In the Upper West Side of New York City, Public School 199 stands on West 70th Street as a high-wealth, high-performing, and intensely sought-after elementary school. But this fall, the popular school will usher in a new, different class of students—and the enrollment change has drawn fear, scorn, and fierce opposition from local parents.
In the fall of 2015, the New York City Department of Education announced plans to redraw District 3’s attendance zones with the goal of making schools like PS 199 more economically integrated. The proposed changes would move several elementary-school students from Public School 191—a neighboring, high-poverty, majority-minority school—into PS 199.
Parents at the wealthy school were outraged, and the city’s first attempt to integrate the two schools failed amid the backlash.
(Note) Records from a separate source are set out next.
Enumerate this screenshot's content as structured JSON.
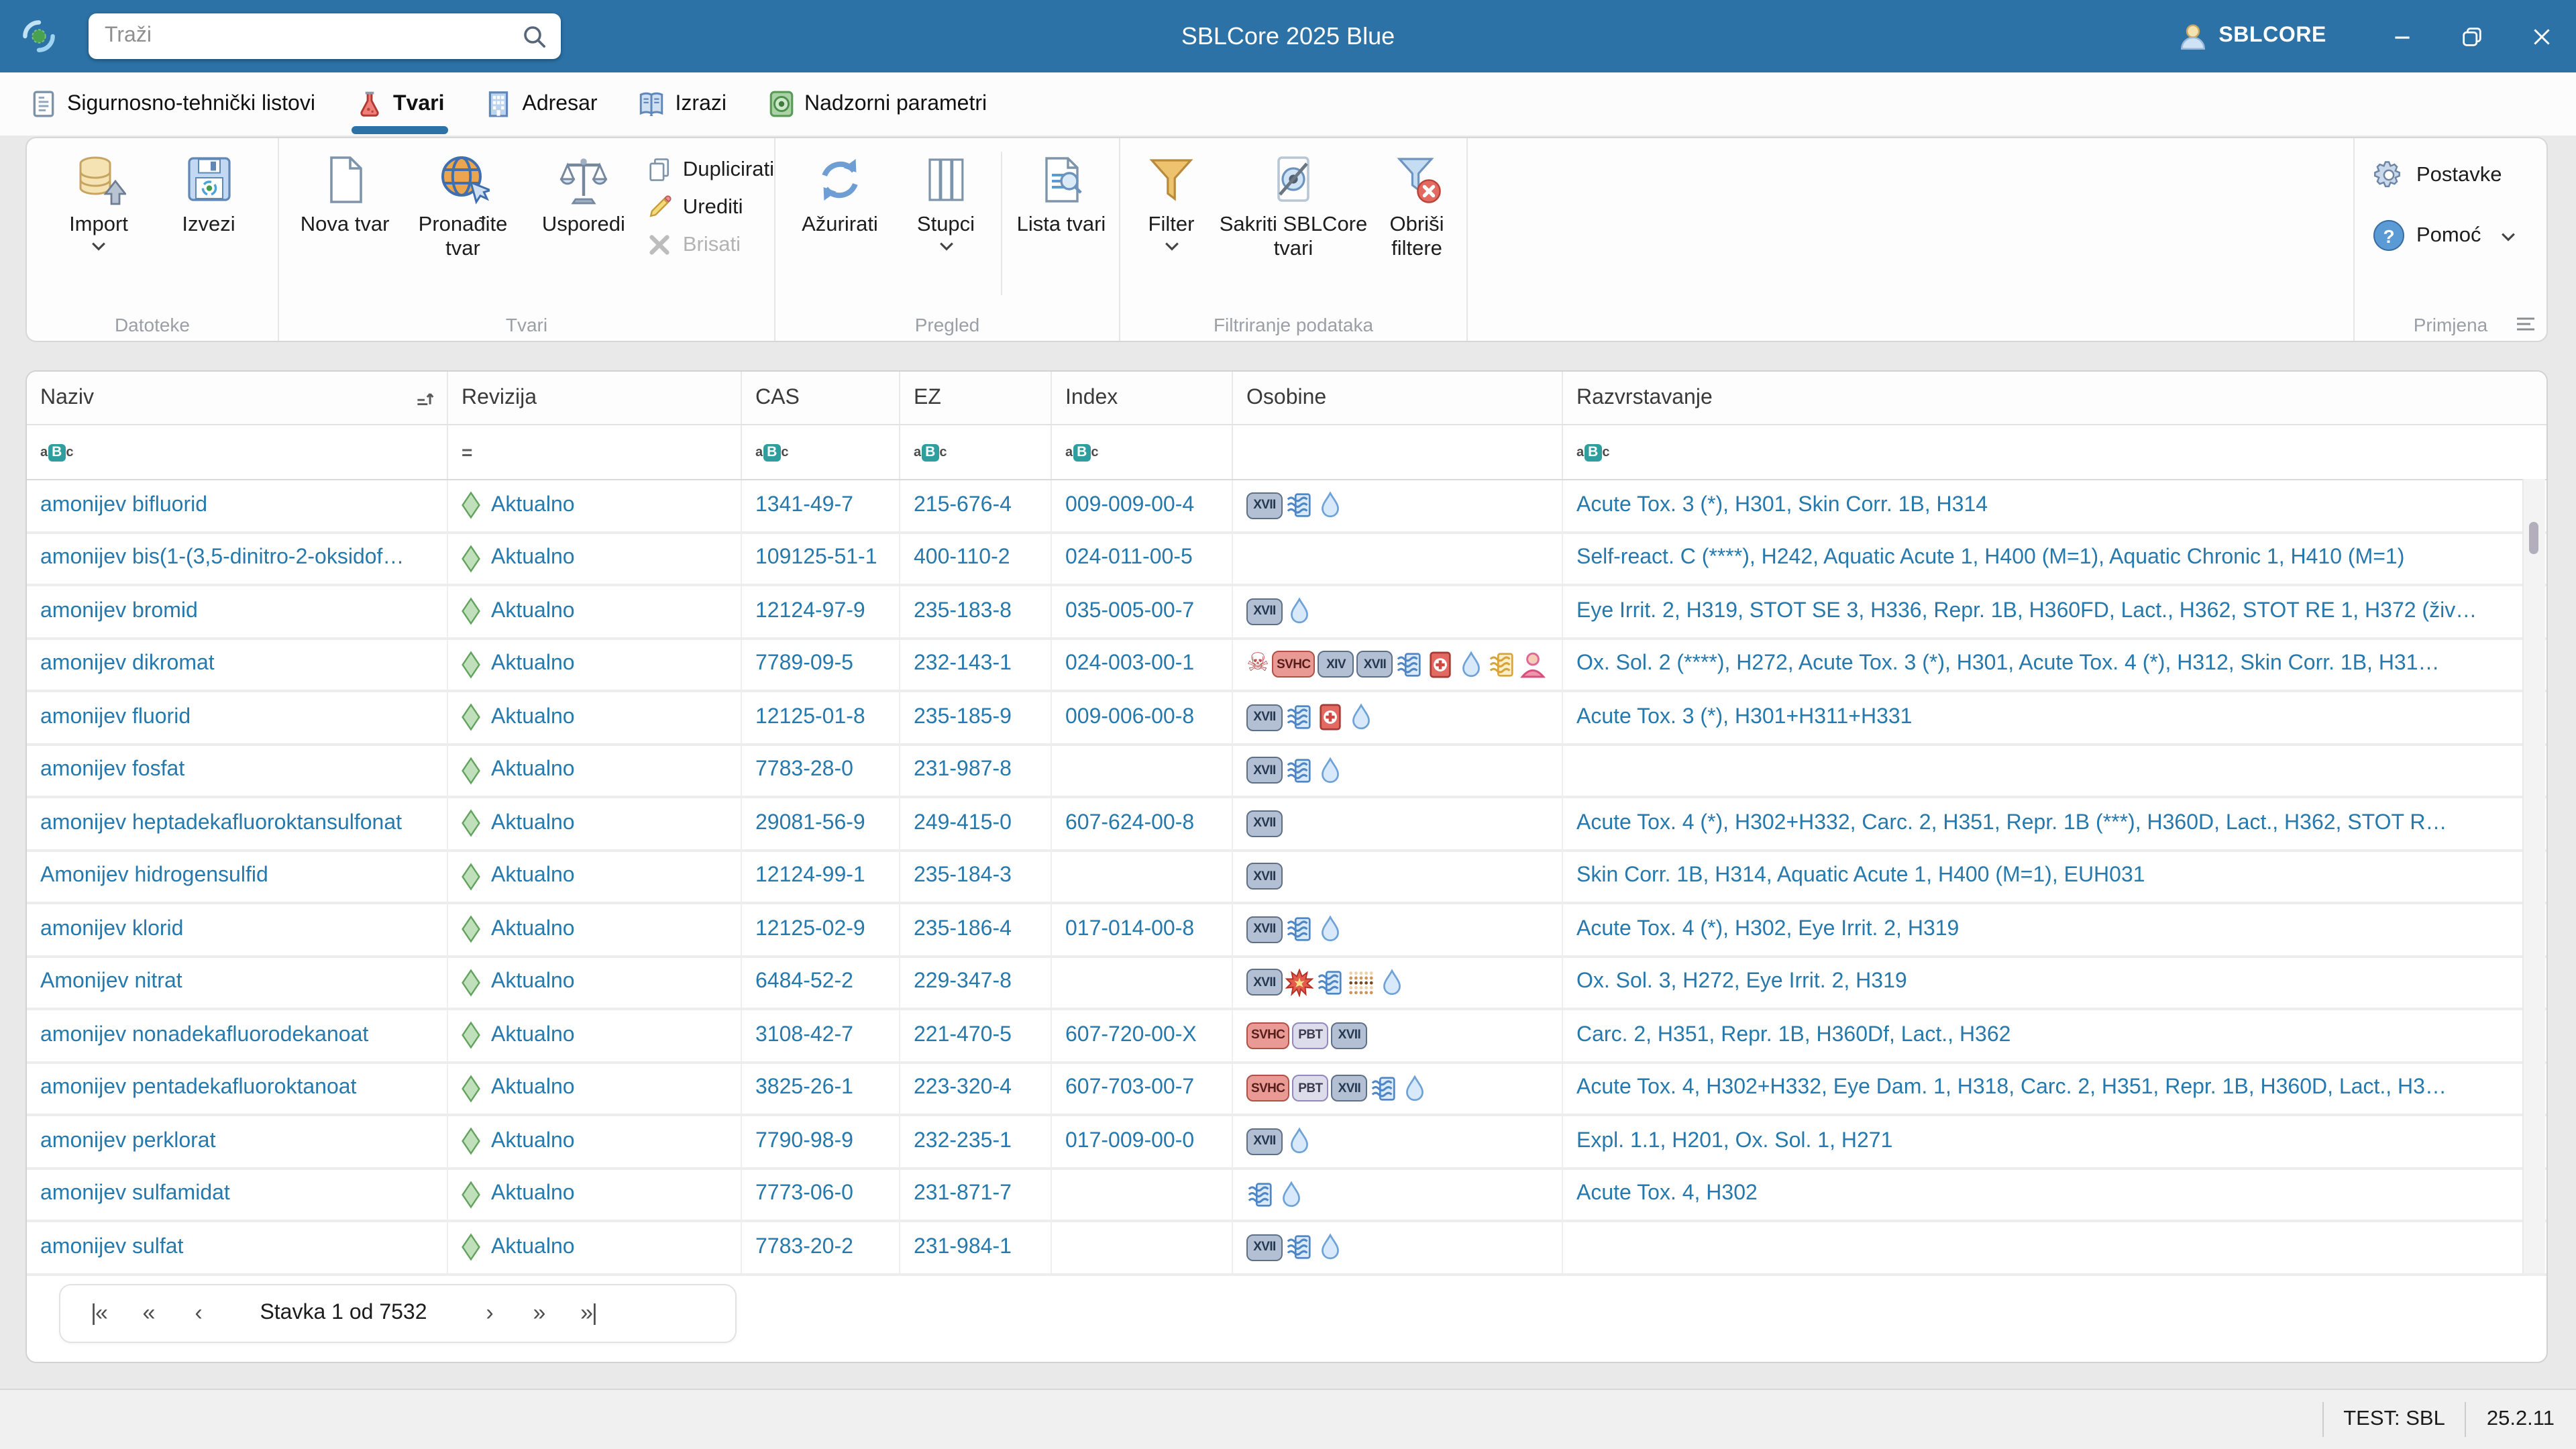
{
  "window": {
    "title": "SBLCore 2025 Blue",
    "user": "SBLCORE",
    "search_placeholder": "Traži"
  },
  "tabs": [
    {
      "label": "Sigurnosno-tehnički listovi",
      "active": false
    },
    {
      "label": "Tvari",
      "active": true
    },
    {
      "label": "Adresar",
      "active": false
    },
    {
      "label": "Izrazi",
      "active": false
    },
    {
      "label": "Nadzorni parametri",
      "active": false
    }
  ],
  "ribbon": {
    "groups": [
      {
        "label": "Datoteke",
        "buttons": [
          {
            "label": "Import",
            "dropdown": true
          },
          {
            "label": "Izvezi",
            "dropdown": false
          }
        ]
      },
      {
        "label": "Tvari",
        "buttons": [
          {
            "label": "Nova tvar",
            "dropdown": false
          },
          {
            "label": "Pronađite tvar",
            "dropdown": false
          },
          {
            "label": "Usporedi",
            "dropdown": false
          }
        ],
        "small_buttons": [
          {
            "label": "Duplicirati",
            "disabled": false
          },
          {
            "label": "Urediti",
            "disabled": false
          },
          {
            "label": "Brisati",
            "disabled": true
          }
        ]
      },
      {
        "label": "Pregled",
        "buttons": [
          {
            "label": "Ažurirati",
            "dropdown": false
          },
          {
            "label": "Stupci",
            "dropdown": true
          },
          {
            "label": "Lista tvari",
            "dropdown": false
          }
        ]
      },
      {
        "label": "Filtriranje podataka",
        "buttons": [
          {
            "label": "Filter",
            "dropdown": true
          },
          {
            "label": "Sakriti SBLCore tvari",
            "dropdown": false
          },
          {
            "label": "Obriši filtere",
            "dropdown": false
          }
        ]
      },
      {
        "label": "Primjena",
        "buttons": [
          {
            "label": "Postavke",
            "dropdown": false
          },
          {
            "label": "Pomoć",
            "dropdown": true
          }
        ]
      }
    ]
  },
  "table": {
    "columns": [
      {
        "label": "Naziv",
        "filter": "abc",
        "sorted": true
      },
      {
        "label": "Revizija",
        "filter": "eq",
        "sorted": false
      },
      {
        "label": "CAS",
        "filter": "abc",
        "sorted": false
      },
      {
        "label": "EZ",
        "filter": "abc",
        "sorted": false
      },
      {
        "label": "Index",
        "filter": "abc",
        "sorted": false
      },
      {
        "label": "Osobine",
        "filter": null,
        "sorted": false
      },
      {
        "label": "Razvrstavanje",
        "filter": "abc",
        "sorted": false
      }
    ],
    "rows": [
      {
        "name": "amonijev bifluorid",
        "revision": "Aktualno",
        "cas": "1341-49-7",
        "ez": "215-676-4",
        "index": "009-009-00-4",
        "props": [
          "reach-xvii",
          "vapour",
          "droplet"
        ],
        "classification": "Acute Tox. 3 (*), H301, Skin Corr. 1B, H314"
      },
      {
        "name": "amonijev bis(1-(3,5-dinitro-2-oksidof…",
        "revision": "Aktualno",
        "cas": "109125-51-1",
        "ez": "400-110-2",
        "index": "024-011-00-5",
        "props": [],
        "classification": "Self-react. C (****), H242, Aquatic Acute 1, H400 (M=1), Aquatic Chronic 1, H410 (M=1)"
      },
      {
        "name": "amonijev bromid",
        "revision": "Aktualno",
        "cas": "12124-97-9",
        "ez": "235-183-8",
        "index": "035-005-00-7",
        "props": [
          "reach-xvii",
          "droplet"
        ],
        "classification": "Eye Irrit. 2, H319, STOT SE 3, H336, Repr. 1B, H360FD, Lact., H362, STOT RE 1, H372 (živ…"
      },
      {
        "name": "amonijev dikromat",
        "revision": "Aktualno",
        "cas": "7789-09-5",
        "ez": "232-143-1",
        "index": "024-003-00-1",
        "props": [
          "skull",
          "svhc",
          "reach-xiv",
          "reach-xvii",
          "vapour",
          "first-aid",
          "droplet",
          "vapour-warm",
          "person"
        ],
        "classification": "Ox. Sol. 2 (****), H272, Acute Tox. 3 (*), H301, Acute Tox. 4 (*), H312, Skin Corr. 1B, H31…"
      },
      {
        "name": "amonijev fluorid",
        "revision": "Aktualno",
        "cas": "12125-01-8",
        "ez": "235-185-9",
        "index": "009-006-00-8",
        "props": [
          "reach-xvii",
          "vapour",
          "first-aid",
          "droplet"
        ],
        "classification": "Acute Tox. 3 (*), H301+H311+H331"
      },
      {
        "name": "amonijev fosfat",
        "revision": "Aktualno",
        "cas": "7783-28-0",
        "ez": "231-987-8",
        "index": "",
        "props": [
          "reach-xvii",
          "vapour",
          "droplet"
        ],
        "classification": ""
      },
      {
        "name": "amonijev heptadekafluoroktansulfonat",
        "revision": "Aktualno",
        "cas": "29081-56-9",
        "ez": "249-415-0",
        "index": "607-624-00-8",
        "props": [
          "reach-xvii"
        ],
        "classification": "Acute Tox. 4 (*), H302+H332, Carc. 2, H351, Repr. 1B (***), H360D, Lact., H362, STOT R…"
      },
      {
        "name": "Amonijev hidrogensulfid",
        "revision": "Aktualno",
        "cas": "12124-99-1",
        "ez": "235-184-3",
        "index": "",
        "props": [
          "reach-xvii"
        ],
        "classification": "Skin Corr. 1B, H314, Aquatic Acute 1, H400 (M=1), EUH031"
      },
      {
        "name": "amonijev klorid",
        "revision": "Aktualno",
        "cas": "12125-02-9",
        "ez": "235-186-4",
        "index": "017-014-00-8",
        "props": [
          "reach-xvii",
          "vapour",
          "droplet"
        ],
        "classification": "Acute Tox. 4 (*), H302, Eye Irrit. 2, H319"
      },
      {
        "name": "Amonijev nitrat",
        "revision": "Aktualno",
        "cas": "6484-52-2",
        "ez": "229-347-8",
        "index": "",
        "props": [
          "reach-xvii",
          "explosion",
          "vapour",
          "dust",
          "droplet"
        ],
        "classification": "Ox. Sol. 3, H272, Eye Irrit. 2, H319"
      },
      {
        "name": "amonijev nonadekafluorodekanoat",
        "revision": "Aktualno",
        "cas": "3108-42-7",
        "ez": "221-470-5",
        "index": "607-720-00-X",
        "props": [
          "svhc",
          "pbt",
          "reach-xvii"
        ],
        "classification": "Carc. 2, H351, Repr. 1B, H360Df, Lact., H362"
      },
      {
        "name": "amonijev pentadekafluoroktanoat",
        "revision": "Aktualno",
        "cas": "3825-26-1",
        "ez": "223-320-4",
        "index": "607-703-00-7",
        "props": [
          "svhc",
          "pbt",
          "reach-xvii",
          "vapour",
          "droplet"
        ],
        "classification": "Acute Tox. 4, H302+H332, Eye Dam. 1, H318, Carc. 2, H351, Repr. 1B, H360D, Lact., H3…"
      },
      {
        "name": "amonijev perklorat",
        "revision": "Aktualno",
        "cas": "7790-98-9",
        "ez": "232-235-1",
        "index": "017-009-00-0",
        "props": [
          "reach-xvii",
          "droplet"
        ],
        "classification": "Expl. 1.1, H201, Ox. Sol. 1, H271"
      },
      {
        "name": "amonijev sulfamidat",
        "revision": "Aktualno",
        "cas": "7773-06-0",
        "ez": "231-871-7",
        "index": "",
        "props": [
          "vapour",
          "droplet"
        ],
        "classification": "Acute Tox. 4, H302"
      },
      {
        "name": "amonijev sulfat",
        "revision": "Aktualno",
        "cas": "7783-20-2",
        "ez": "231-984-1",
        "index": "",
        "props": [
          "reach-xvii",
          "vapour",
          "droplet"
        ],
        "classification": ""
      }
    ]
  },
  "pagination": {
    "label": "Stavka 1 od 7532",
    "buttons": [
      {
        "name": "first",
        "glyph": "|«"
      },
      {
        "name": "prev-fast",
        "glyph": "«"
      },
      {
        "name": "prev",
        "glyph": "‹"
      },
      {
        "name": "next",
        "glyph": "›"
      },
      {
        "name": "next-fast",
        "glyph": "»"
      },
      {
        "name": "last",
        "glyph": "»|"
      }
    ]
  },
  "statusbar": {
    "environment": "TEST: SBL",
    "version": "25.2.11"
  }
}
After contentious debates and heated protests, the city dropped the plan, stating it would need more time to devise a new approach that “reached consensus.”
The city resurrected its proposal the next year and, although the rezoning plan is still fraught with conflict, it somehow muscled its way through the dissension to reach a final vote last fall. District 3’s Community Education Council—a locally elected parent group that votes on zoning policies—had long been in favor of new zoning lines and approved the city’s plan on a 9-to-1 vote.
But parents who are opposed to the plan have continued to fight. Some are placing political pressure, threatening to campaign against any official who supports the new zones. Others have warned that they will enroll their children in private school. Some have even hinted at taking legal action. Overall, the battles roiling PS 199 and PS 191’s elementary-school campuses have proven that, when it comes to school integration, change is no easy task.
One would think Americans are ready for school integration, though. In a new study by my colleague Ulrich Boser and me, we found that most Americans—more than 60 percent—report that school segregation is an important issue for them, and nearly 70 percent of Americans agree that more should be done to integrate low- and high-poverty schools.